The ABC's retail arm - ABC Shops and ABC Centres - already operates as a healthy and viable commercial operation, generating more than $18 million in profits in the 2008-09 financial year. These outlets sell books, DVDs and CDs - much of it ABC content, but also content that is not produced by the ABC.

The most common response to suggestions that the ABC be privatised is that commercial providers would never invest in the kind of quality current affairs programming the ABC features. Critics point to the dearth of investigative journalism or political reporting on the major commercial networks as evidence of this.

But these commercial networks do not operate in a vacuum. They compete with the ABC, and up against a publicly funded broadcaster with no profit-motive, they would be mad to try to compete with the ABC in its key areas of strength, specifically public affairs coverage and analysis.

The limited number of television licenses provided by the government also discourages investment in niche products like current affairs, because to generate the most profits in a market with only five major broadcasters, commercial stations must pitch to the widest possible audience. But this is already being remedied with the advent of digital television, allowing networks to appeal to niche audiences. There is no reason to think that a dedicated, privately-funded, current affairs channel would not do well in this environment.

Other criticisms include that with commercial investment comes commercial interests, and that the ABC could not maintain editorial independence in this environment. That argument takes a pretty dim view of ABC's journalists and assumes that they would suddenly lose their integrity and start actively pushing the financial interests of their owners.

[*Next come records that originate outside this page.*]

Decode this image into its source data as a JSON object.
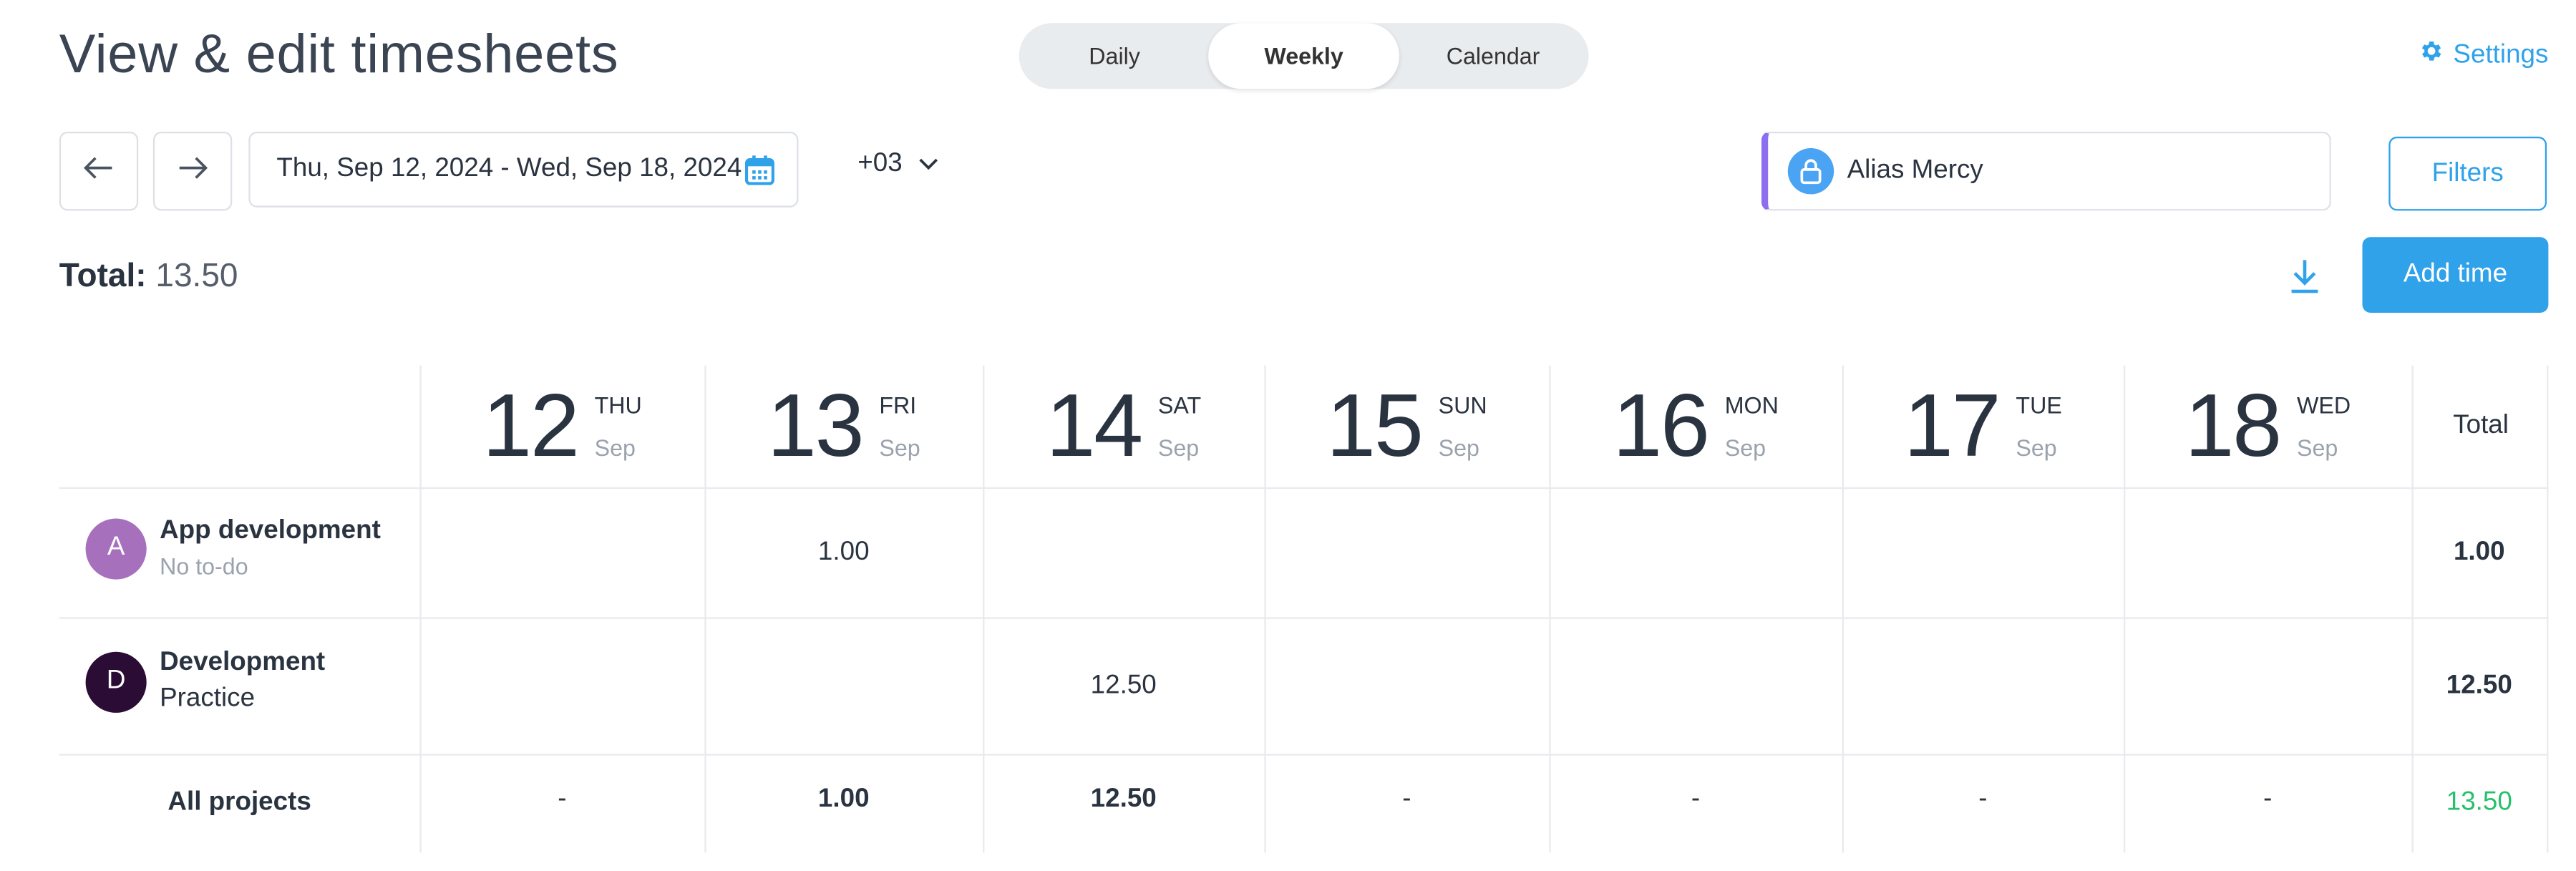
{
  "header": {
    "title": "View & edit timesheets",
    "views": [
      "Daily",
      "Weekly",
      "Calendar"
    ],
    "active_view": "Weekly",
    "settings_label": "Settings"
  },
  "toolbar": {
    "date_range": "Thu, Sep 12, 2024 - Wed, Sep 18, 2024",
    "timezone": "+03",
    "user": "Alias Mercy",
    "filters_label": "Filters"
  },
  "summary": {
    "total_label": "Total:",
    "total_value": "13.50",
    "add_time_label": "Add time"
  },
  "table": {
    "days": [
      {
        "num": "12",
        "dow": "THU",
        "mon": "Sep"
      },
      {
        "num": "13",
        "dow": "FRI",
        "mon": "Sep"
      },
      {
        "num": "14",
        "dow": "SAT",
        "mon": "Sep"
      },
      {
        "num": "15",
        "dow": "SUN",
        "mon": "Sep"
      },
      {
        "num": "16",
        "dow": "MON",
        "mon": "Sep"
      },
      {
        "num": "17",
        "dow": "TUE",
        "mon": "Sep"
      },
      {
        "num": "18",
        "dow": "WED",
        "mon": "Sep"
      }
    ],
    "total_header": "Total",
    "rows": [
      {
        "avatar": "A",
        "name": "App development",
        "sub": "No to-do",
        "values": [
          "",
          "1.00",
          "",
          "",
          "",
          "",
          ""
        ],
        "total": "1.00"
      },
      {
        "avatar": "D",
        "name": "Development",
        "sub": "Practice",
        "values": [
          "",
          "",
          "12.50",
          "",
          "",
          "",
          ""
        ],
        "total": "12.50"
      }
    ],
    "footer": {
      "label": "All projects",
      "values": [
        "-",
        "1.00",
        "12.50",
        "-",
        "-",
        "-",
        "-"
      ],
      "total": "13.50"
    }
  },
  "colors": {
    "accent": "#2fa2ea",
    "avatar_a": "#a770bd",
    "avatar_d": "#2b0c35",
    "grand_total": "#27c06a",
    "user_border": "#8b6ff0"
  }
}
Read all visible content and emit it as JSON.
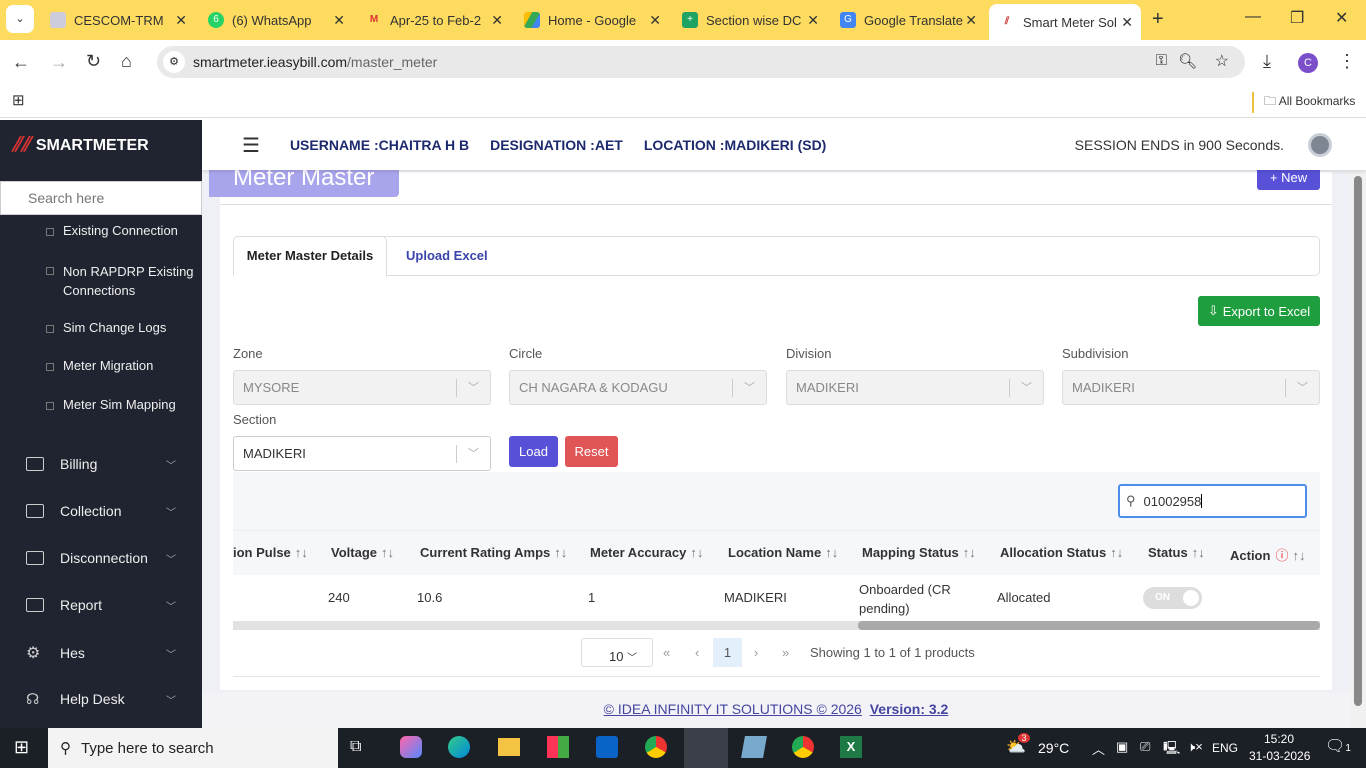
{
  "browser": {
    "tabs": [
      {
        "title": "CESCOM-TRM",
        "icon": "cescom-icon"
      },
      {
        "title": "(6) WhatsApp",
        "icon": "whatsapp-icon",
        "badge": "6"
      },
      {
        "title": "Apr-25 to Feb-2",
        "icon": "gmail-icon"
      },
      {
        "title": "Home - Google",
        "icon": "google-drive-icon"
      },
      {
        "title": "Section wise DC",
        "icon": "google-sheets-icon"
      },
      {
        "title": "Google Translate",
        "icon": "google-translate-icon"
      },
      {
        "title": "Smart Meter Sol",
        "icon": "smartmeter-icon",
        "active": true
      }
    ],
    "url_host": "smartmeter.ieasybill.com",
    "url_path": "/master_meter",
    "profile_initial": "C",
    "bookmarks_label": "All Bookmarks"
  },
  "sidebar": {
    "brand": "SMARTMETER",
    "search_placeholder": "Search here",
    "subitems": [
      "Existing Connection",
      "Non RAPDRP Existing Connections",
      "Sim Change Logs",
      "Meter Migration",
      "Meter Sim Mapping"
    ],
    "menus": [
      "Billing",
      "Collection",
      "Disconnection",
      "Report",
      "Hes",
      "Help Desk"
    ]
  },
  "header": {
    "username": "USERNAME :CHAITRA H B",
    "designation": "DESIGNATION :AET",
    "location": "LOCATION :MADIKERI (SD)",
    "session": "SESSION ENDS in 900 Seconds."
  },
  "page": {
    "title": "Meter Master",
    "new_label": "+ New",
    "tabs": [
      "Meter Master Details",
      "Upload Excel"
    ],
    "export_label": "Export to Excel",
    "filters": [
      {
        "label": "Zone",
        "value": "MYSORE"
      },
      {
        "label": "Circle",
        "value": "CH NAGARA & KODAGU"
      },
      {
        "label": "Division",
        "value": "MADIKERI"
      },
      {
        "label": "Subdivision",
        "value": "MADIKERI"
      },
      {
        "label": "Section",
        "value": "MADIKERI"
      }
    ],
    "load_label": "Load",
    "reset_label": "Reset",
    "search_value": "01002958",
    "columns": [
      "ion Pulse",
      "Voltage",
      "Current Rating Amps",
      "Meter Accuracy",
      "Location Name",
      "Mapping Status",
      "Allocation Status",
      "Status",
      "Action"
    ],
    "rows": [
      {
        "voltage": "240",
        "current": "10.6",
        "accuracy": "1",
        "location": "MADIKERI",
        "mapping": "Onboarded (CR pending)",
        "allocation": "Allocated",
        "status": "ON"
      }
    ],
    "page_size": "10",
    "current_page": "1",
    "showing": "Showing 1 to 1 of 1 products"
  },
  "footer": {
    "copyright": "© IDEA INFINITY IT SOLUTIONS  © 2026",
    "version": "Version: 3.2"
  },
  "taskbar": {
    "search_placeholder": "Type here to search",
    "weather": "29°C",
    "weather_badge": "3",
    "lang": "ENG",
    "time": "15:20",
    "date": "31-03-2026",
    "notif": "1"
  },
  "colors": {
    "tabbar": "#fddb5f",
    "sidebar": "#1f2430",
    "primary": "#5851d8",
    "success": "#1e9e3e",
    "danger": "#e05555"
  }
}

More serious is the concern that the ABC's services for rural and regional Australia would not be commercially viable. That is probably right. But as was the case when Telstra was privatised, the government could legislate minimum service obligations for the ABC that included its current offerings to regional communities.

Privatisation of the ABC should not lead to a diminishing of the quality of its services. As a commercially viable entity, there is little public policy justification for retaining the ABC in public hands. The challenge rests with supporters of the ABC who simultaneously hold the position that the ABC provides fantastic services, but should never be privatised. If the ABC's service is as fantastic as they claim, it should thrive after privatisation.

This article originally appeared on The Drum on 15/9/10 and can be accessed at